*How to complete this task*. Lines from the entries below that hold "name" form the answer; copy all of them.

*Study material*.
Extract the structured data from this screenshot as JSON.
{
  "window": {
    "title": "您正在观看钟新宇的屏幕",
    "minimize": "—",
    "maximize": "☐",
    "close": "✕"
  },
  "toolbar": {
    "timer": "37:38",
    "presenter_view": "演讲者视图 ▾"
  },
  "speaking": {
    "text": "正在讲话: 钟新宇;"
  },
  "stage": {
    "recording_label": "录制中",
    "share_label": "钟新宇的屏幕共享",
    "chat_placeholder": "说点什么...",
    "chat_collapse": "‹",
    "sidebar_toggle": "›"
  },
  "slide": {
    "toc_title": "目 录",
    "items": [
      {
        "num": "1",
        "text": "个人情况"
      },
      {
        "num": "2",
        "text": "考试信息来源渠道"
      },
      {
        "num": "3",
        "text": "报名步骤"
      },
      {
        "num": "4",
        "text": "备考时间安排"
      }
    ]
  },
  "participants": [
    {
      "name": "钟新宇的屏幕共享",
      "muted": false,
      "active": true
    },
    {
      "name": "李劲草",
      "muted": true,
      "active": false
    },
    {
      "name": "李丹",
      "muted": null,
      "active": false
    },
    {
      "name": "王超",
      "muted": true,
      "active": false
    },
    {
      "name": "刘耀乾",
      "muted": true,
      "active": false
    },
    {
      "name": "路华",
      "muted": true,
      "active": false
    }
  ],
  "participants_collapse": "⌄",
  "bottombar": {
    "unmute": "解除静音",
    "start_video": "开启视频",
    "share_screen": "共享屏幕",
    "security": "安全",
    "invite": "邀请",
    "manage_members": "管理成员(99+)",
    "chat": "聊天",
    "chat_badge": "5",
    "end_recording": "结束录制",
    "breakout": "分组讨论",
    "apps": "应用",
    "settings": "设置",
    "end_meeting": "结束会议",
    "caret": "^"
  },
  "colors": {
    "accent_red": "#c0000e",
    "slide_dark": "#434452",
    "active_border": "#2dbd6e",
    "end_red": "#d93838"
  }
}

*Your solution*.
      "name": "钟新宇的屏幕共享",
      "name": "李劲草",
      "name": "李丹",
      "name": "王超",
      "name": "刘耀乾",
      "name": "路华",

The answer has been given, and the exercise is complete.